WORK TO COMPLETE: Each entry below should be returned exactly as is, with the pictures removed.
= = = = = = =
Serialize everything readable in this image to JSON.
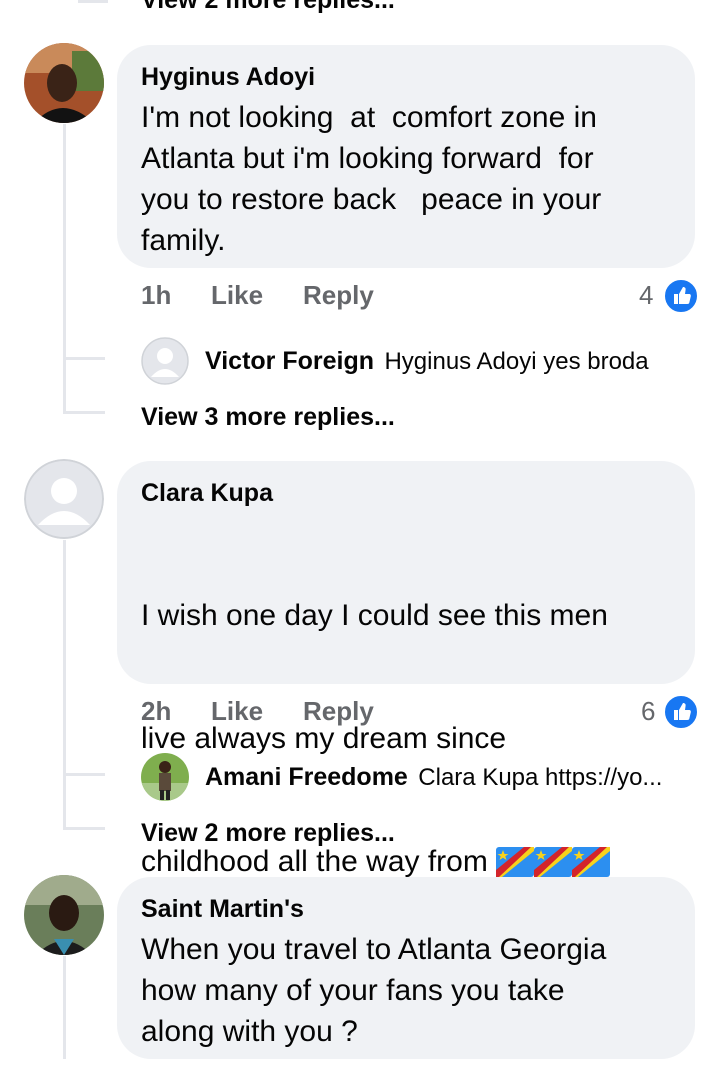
{
  "top_more_replies": "View 2 more replies...",
  "comments": [
    {
      "author": "Hyginus Adoyi",
      "text": "I'm not looking  at  comfort zone in\nAtlanta but i'm looking forward  for\nyou to restore back   peace in your\nfamily.",
      "time": "1h",
      "like_label": "Like",
      "reply_label": "Reply",
      "reactions": "4",
      "reply_preview": {
        "author": "Victor Foreign",
        "text": "Hyginus Adoyi yes broda"
      },
      "more_replies": "View 3 more replies..."
    },
    {
      "author": "Clara Kupa",
      "text_lines": [
        "I wish one day I could see this men",
        "live always my dream since",
        "childhood all the way from "
      ],
      "flag_emoji": "🇨🇩",
      "time": "2h",
      "like_label": "Like",
      "reply_label": "Reply",
      "reactions": "6",
      "reply_preview": {
        "author": "Amani Freedome",
        "text": "Clara Kupa https://yo..."
      },
      "more_replies": "View 2 more replies..."
    },
    {
      "author": "Saint Martin's",
      "text": "When you travel to Atlanta Georgia\nhow many of your fans you take\nalong with you ?"
    }
  ],
  "colors": {
    "bubble": "#f0f2f5",
    "meta": "#65676b",
    "like_blue": "#1877f2",
    "thread_line": "#e4e6eb"
  }
}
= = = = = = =
PROBLEM SOLUTION:
Serialize everything readable in this image to JSON.
{
  "top_more_replies": "View 2 more replies...",
  "comments": [
    {
      "author": "Hyginus Adoyi",
      "text": "I'm not looking  at  comfort zone in\nAtlanta but i'm looking forward  for\nyou to restore back   peace in your\nfamily.",
      "time": "1h",
      "like_label": "Like",
      "reply_label": "Reply",
      "reactions": "4",
      "reply_preview": {
        "author": "Victor Foreign",
        "text": "Hyginus Adoyi yes broda"
      },
      "more_replies": "View 3 more replies..."
    },
    {
      "author": "Clara Kupa",
      "text_lines": [
        "I wish one day I could see this men",
        "live always my dream since",
        "childhood all the way from "
      ],
      "flag_emoji": "🇨🇩",
      "time": "2h",
      "like_label": "Like",
      "reply_label": "Reply",
      "reactions": "6",
      "reply_preview": {
        "author": "Amani Freedome",
        "text": "Clara Kupa https://yo..."
      },
      "more_replies": "View 2 more replies..."
    },
    {
      "author": "Saint Martin's",
      "text": "When you travel to Atlanta Georgia\nhow many of your fans you take\nalong with you ?"
    }
  ],
  "colors": {
    "bubble": "#f0f2f5",
    "meta": "#65676b",
    "like_blue": "#1877f2",
    "thread_line": "#e4e6eb"
  }
}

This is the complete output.